The data must be given again in full, with no line altered.

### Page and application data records
------

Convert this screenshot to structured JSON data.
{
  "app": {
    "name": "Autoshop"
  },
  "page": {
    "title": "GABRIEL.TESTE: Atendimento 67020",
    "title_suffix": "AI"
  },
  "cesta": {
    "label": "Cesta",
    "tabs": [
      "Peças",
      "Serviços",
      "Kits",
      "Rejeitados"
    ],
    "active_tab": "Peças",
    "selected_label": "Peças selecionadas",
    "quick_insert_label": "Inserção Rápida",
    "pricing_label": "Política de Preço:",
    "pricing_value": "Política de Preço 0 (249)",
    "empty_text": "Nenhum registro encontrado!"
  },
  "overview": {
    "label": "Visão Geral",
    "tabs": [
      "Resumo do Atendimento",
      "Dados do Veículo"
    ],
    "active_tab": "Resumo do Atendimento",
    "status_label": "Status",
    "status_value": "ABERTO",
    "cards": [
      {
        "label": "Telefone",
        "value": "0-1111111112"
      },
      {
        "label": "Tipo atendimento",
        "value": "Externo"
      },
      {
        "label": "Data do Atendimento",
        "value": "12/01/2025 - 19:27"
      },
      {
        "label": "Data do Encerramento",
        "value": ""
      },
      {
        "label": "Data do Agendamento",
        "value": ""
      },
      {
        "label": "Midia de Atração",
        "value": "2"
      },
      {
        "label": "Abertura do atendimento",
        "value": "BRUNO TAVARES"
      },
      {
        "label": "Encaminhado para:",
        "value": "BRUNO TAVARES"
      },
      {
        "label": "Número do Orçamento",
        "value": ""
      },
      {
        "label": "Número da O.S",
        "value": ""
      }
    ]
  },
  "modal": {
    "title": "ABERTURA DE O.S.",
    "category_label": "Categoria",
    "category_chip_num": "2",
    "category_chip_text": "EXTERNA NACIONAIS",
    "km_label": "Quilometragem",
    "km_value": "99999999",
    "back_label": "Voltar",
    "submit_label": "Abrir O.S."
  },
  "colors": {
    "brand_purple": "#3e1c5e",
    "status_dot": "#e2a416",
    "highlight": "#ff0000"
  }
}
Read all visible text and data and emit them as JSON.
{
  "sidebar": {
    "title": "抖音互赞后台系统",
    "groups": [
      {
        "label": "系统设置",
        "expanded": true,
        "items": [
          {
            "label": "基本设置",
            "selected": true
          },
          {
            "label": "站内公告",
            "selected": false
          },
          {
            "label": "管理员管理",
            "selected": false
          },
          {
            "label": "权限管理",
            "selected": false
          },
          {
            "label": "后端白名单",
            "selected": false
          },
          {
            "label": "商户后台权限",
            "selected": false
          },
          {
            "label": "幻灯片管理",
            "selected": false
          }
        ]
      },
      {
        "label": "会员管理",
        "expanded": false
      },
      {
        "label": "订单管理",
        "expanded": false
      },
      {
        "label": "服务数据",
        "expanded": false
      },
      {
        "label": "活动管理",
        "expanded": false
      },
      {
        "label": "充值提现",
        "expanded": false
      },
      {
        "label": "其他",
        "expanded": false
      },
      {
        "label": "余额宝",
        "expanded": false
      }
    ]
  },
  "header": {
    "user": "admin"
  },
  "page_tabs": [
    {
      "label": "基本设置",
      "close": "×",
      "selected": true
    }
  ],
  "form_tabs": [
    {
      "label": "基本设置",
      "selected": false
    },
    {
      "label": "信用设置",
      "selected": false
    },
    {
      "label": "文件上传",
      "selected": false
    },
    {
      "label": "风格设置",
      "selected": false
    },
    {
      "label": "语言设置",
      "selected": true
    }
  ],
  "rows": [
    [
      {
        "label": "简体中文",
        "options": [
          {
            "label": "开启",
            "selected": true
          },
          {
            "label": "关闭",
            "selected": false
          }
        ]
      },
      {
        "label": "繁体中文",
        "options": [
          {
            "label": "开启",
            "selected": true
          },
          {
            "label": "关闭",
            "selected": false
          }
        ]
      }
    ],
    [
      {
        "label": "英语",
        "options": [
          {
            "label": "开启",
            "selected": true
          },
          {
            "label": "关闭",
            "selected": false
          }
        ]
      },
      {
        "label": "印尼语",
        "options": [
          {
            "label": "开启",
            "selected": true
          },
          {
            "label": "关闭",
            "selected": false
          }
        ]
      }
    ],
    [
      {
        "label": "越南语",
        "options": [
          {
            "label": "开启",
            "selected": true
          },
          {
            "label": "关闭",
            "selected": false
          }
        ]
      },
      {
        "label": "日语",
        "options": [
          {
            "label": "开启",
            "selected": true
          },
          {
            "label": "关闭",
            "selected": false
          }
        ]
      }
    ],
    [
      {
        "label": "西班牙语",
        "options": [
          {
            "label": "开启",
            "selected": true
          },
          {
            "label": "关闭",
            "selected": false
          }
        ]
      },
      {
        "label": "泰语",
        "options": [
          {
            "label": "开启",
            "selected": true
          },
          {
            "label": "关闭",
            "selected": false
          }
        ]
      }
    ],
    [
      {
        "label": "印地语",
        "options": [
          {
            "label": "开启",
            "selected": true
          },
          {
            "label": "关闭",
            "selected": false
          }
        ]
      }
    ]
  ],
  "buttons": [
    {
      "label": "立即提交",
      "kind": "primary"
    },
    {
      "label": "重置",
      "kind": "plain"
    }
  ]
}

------

### WRITTEN SOLUTION
Convert this screenshot to structured JSON data.
{
  "app": {
    "name": "Autoshop"
  },
  "page": {
    "title": "GABRIEL.TESTE: Atendimento 67020",
    "title_suffix": "AI"
  },
  "cesta": {
    "label": "Cesta",
    "tabs": [
      "Peças",
      "Serviços",
      "Kits",
      "Rejeitados"
    ],
    "active_tab": "Peças",
    "selected_label": "Peças selecionadas",
    "quick_insert_label": "Inserção Rápida",
    "pricing_label": "Política de Preço:",
    "pricing_value": "Política de Preço 0 (249)",
    "empty_text": "Nenhum registro encontrado!"
  },
  "overview": {
    "label": "Visão Geral",
    "tabs": [
      "Resumo do Atendimento",
      "Dados do Veículo"
    ],
    "active_tab": "Resumo do Atendimento",
    "status_label": "Status",
    "status_value": "ABERTO",
    "cards": [
      {
        "label": "Telefone",
        "value": "0-1111111112"
      },
      {
        "label": "Tipo atendimento",
        "value": "Externo"
      },
      {
        "label": "Data do Atendimento",
        "value": "12/01/2025 - 19:27"
      },
      {
        "label": "Data do Encerramento",
        "value": ""
      },
      {
        "label": "Data do Agendamento",
        "value": ""
      },
      {
        "label": "Midia de Atração",
        "value": "2"
      },
      {
        "label": "Abertura do atendimento",
        "value": "BRUNO TAVARES"
      },
      {
        "label": "Encaminhado para:",
        "value": "BRUNO TAVARES"
      },
      {
        "label": "Número do Orçamento",
        "value": ""
      },
      {
        "label": "Número da O.S",
        "value": ""
      }
    ]
  },
  "modal": {
    "title": "ABERTURA DE O.S.",
    "category_label": "Categoria",
    "category_chip_num": "2",
    "category_chip_text": "EXTERNA NACIONAIS",
    "km_label": "Quilometragem",
    "km_value": "99999999",
    "back_label": "Voltar",
    "submit_label": "Abrir O.S."
  },
  "colors": {
    "brand_purple": "#3e1c5e",
    "status_dot": "#e2a416",
    "highlight": "#ff0000"
  }
}
Read all visible text and data and emit them as JSON.
{
  "sidebar": {
    "title": "抖音互赞后台系统",
    "groups": [
      {
        "label": "系统设置",
        "expanded": true,
        "items": [
          {
            "label": "基本设置",
            "selected": true
          },
          {
            "label": "站内公告",
            "selected": false
          },
          {
            "label": "管理员管理",
            "selected": false
          },
          {
            "label": "权限管理",
            "selected": false
          },
          {
            "label": "后端白名单",
            "selected": false
          },
          {
            "label": "商户后台权限",
            "selected": false
          },
          {
            "label": "幻灯片管理",
            "selected": false
          }
        ]
      },
      {
        "label": "会员管理",
        "expanded": false
      },
      {
        "label": "订单管理",
        "expanded": false
      },
      {
        "label": "服务数据",
        "expanded": false
      },
      {
        "label": "活动管理",
        "expanded": false
      },
      {
        "label": "充值提现",
        "expanded": false
      },
      {
        "label": "其他",
        "expanded": false
      },
      {
        "label": "余额宝",
        "expanded": false
      }
    ]
  },
  "header": {
    "user": "admin"
  },
  "page_tabs": [
    {
      "label": "基本设置",
      "close": "×",
      "selected": true
    }
  ],
  "form_tabs": [
    {
      "label": "基本设置",
      "selected": false
    },
    {
      "label": "信用设置",
      "selected": false
    },
    {
      "label": "文件上传",
      "selected": false
    },
    {
      "label": "风格设置",
      "selected": false
    },
    {
      "label": "语言设置",
      "selected": true
    }
  ],
  "rows": [
    [
      {
        "label": "简体中文",
        "options": [
          {
            "label": "开启",
            "selected": true
          },
          {
            "label": "关闭",
            "selected": false
          }
        ]
      },
      {
        "label": "繁体中文",
        "options": [
          {
            "label": "开启",
            "selected": true
          },
          {
            "label": "关闭",
            "selected": false
          }
        ]
      }
    ],
    [
      {
        "label": "英语",
        "options": [
          {
            "label": "开启",
            "selected": true
          },
          {
            "label": "关闭",
            "selected": false
          }
        ]
      },
      {
        "label": "印尼语",
        "options": [
          {
            "label": "开启",
            "selected": true
          },
          {
            "label": "关闭",
            "selected": false
          }
        ]
      }
    ],
    [
      {
        "label": "越南语",
        "options": [
          {
            "label": "开启",
            "selected": true
          },
          {
            "label": "关闭",
            "selected": false
          }
        ]
      },
      {
        "label": "日语",
        "options": [
          {
            "label": "开启",
            "selected": true
          },
          {
            "label": "关闭",
            "selected": false
          }
        ]
      }
    ],
    [
      {
        "label": "西班牙语",
        "options": [
          {
            "label": "开启",
            "selected": true
          },
          {
            "label": "关闭",
            "selected": false
          }
        ]
      },
      {
        "label": "泰语",
        "options": [
          {
            "label": "开启",
            "selected": true
          },
          {
            "label": "关闭",
            "selected": false
          }
        ]
      }
    ],
    [
      {
        "label": "印地语",
        "options": [
          {
            "label": "开启",
            "selected": true
          },
          {
            "label": "关闭",
            "selected": false
          }
        ]
      }
    ]
  ],
  "buttons": [
    {
      "label": "立即提交",
      "kind": "primary"
    },
    {
      "label": "重置",
      "kind": "plain"
    }
  ]
}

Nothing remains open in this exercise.